Shock and Vibration
Volume 2 (1995), Issue 6, Pages 471-479

Automotive Occupant Dynamics Optimization

J.A. Bennett and G.J. Park

Engineering Mechanics Department, General Motors Research and Development Center, Warren, MI 48090, USA

Received 24 November 1993; Accepted 2 June 1995

Copyright © 1995 Hindawi Publishing Corporation. This is an open access article distributed under the Creative Commons Attribution License, which permits unrestricted use, distribution, and reproduction in any medium, provided the original work is properly cited.


One of the more difficult optimal design tasks occurs when the data describing the system to be optimized is either highly nonlinear or noisy or both. This situation arises when trying to design restraint systems for automotive crashworthiness using the traditional lumped parameter analysis methods. The nonlinearities in the response can come from either abrupt changes in the occupants interaction with the interior or from relatively minor fluctuation in the response due to the interactions of two restraint systems such as belts and airbags.
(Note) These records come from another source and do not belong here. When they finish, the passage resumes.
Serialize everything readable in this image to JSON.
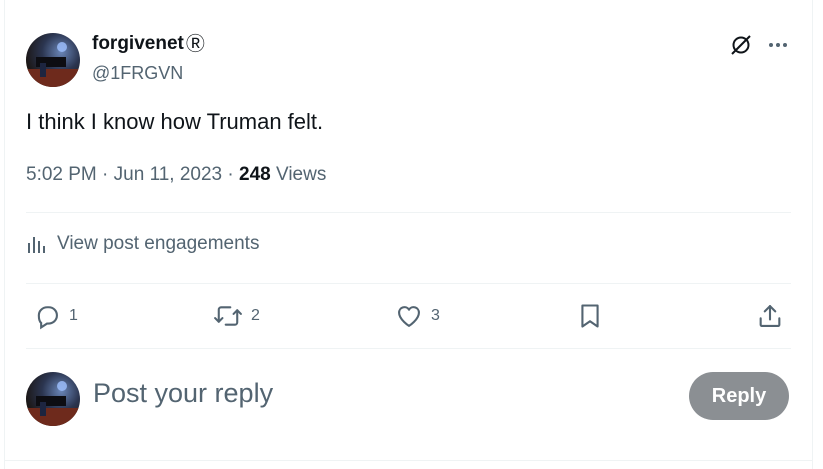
{
  "author": {
    "display_name": "forgivenet",
    "verified_mark": "Ⓡ",
    "handle": "@1FRGVN"
  },
  "post": {
    "text": "I think I know how Truman felt.",
    "time": "5:02 PM",
    "date": "Jun 11, 2023",
    "sep": "·",
    "views_count": "248",
    "views_label": "Views"
  },
  "engagements": {
    "label": "View post engagements"
  },
  "actions": {
    "reply_count": "1",
    "repost_count": "2",
    "like_count": "3"
  },
  "reply_box": {
    "placeholder": "Post your reply",
    "button_label": "Reply"
  },
  "colors": {
    "text": "#0f1419",
    "muted": "#536471",
    "divider": "#eff3f4",
    "reply_button": "#8b8f93"
  },
  "icons": [
    "grok-icon",
    "more-icon",
    "analytics-icon",
    "reply-icon",
    "repost-icon",
    "like-icon",
    "bookmark-icon",
    "share-icon"
  ]
}
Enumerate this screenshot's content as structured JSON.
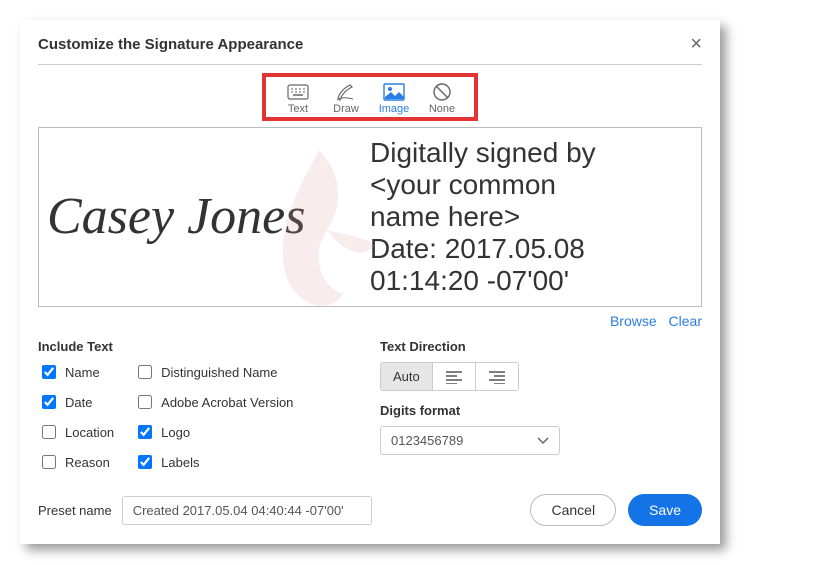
{
  "dialog": {
    "title": "Customize the Signature Appearance"
  },
  "modes": {
    "text": "Text",
    "draw": "Draw",
    "image": "Image",
    "none": "None"
  },
  "preview": {
    "signature_name": "Casey Jones",
    "details_line1": "Digitally signed by",
    "details_line2": "<your common",
    "details_line3": "name here>",
    "details_line4": "Date: 2017.05.08",
    "details_line5": "01:14:20 -07'00'"
  },
  "links": {
    "browse": "Browse",
    "clear": "Clear"
  },
  "include_text": {
    "heading": "Include Text",
    "name": "Name",
    "date": "Date",
    "location": "Location",
    "reason": "Reason",
    "dn": "Distinguished Name",
    "version": "Adobe Acrobat Version",
    "logo": "Logo",
    "labels": "Labels"
  },
  "text_direction": {
    "heading": "Text Direction",
    "auto": "Auto"
  },
  "digits": {
    "heading": "Digits format",
    "value": "0123456789"
  },
  "preset": {
    "label": "Preset name",
    "value": "Created 2017.05.04 04:40:44 -07'00'"
  },
  "buttons": {
    "cancel": "Cancel",
    "save": "Save"
  }
}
In addition the calculated response measures are usually highly nonlinear functions of the accelerations. Two approaches using an approximate problem formulation strategy are proposed. One approach uses a first-order approximation based on finite difference derivatives with a nonlocal step size. The second and more effective approach uses a second-order curve fitting strategy. Successful example problems of up to 16 design variables are demonstrated. A conservative design strategy using a derivative-based constraint padding is also discussed. The approach proves effective because analytical expressions are available for the second-order terms.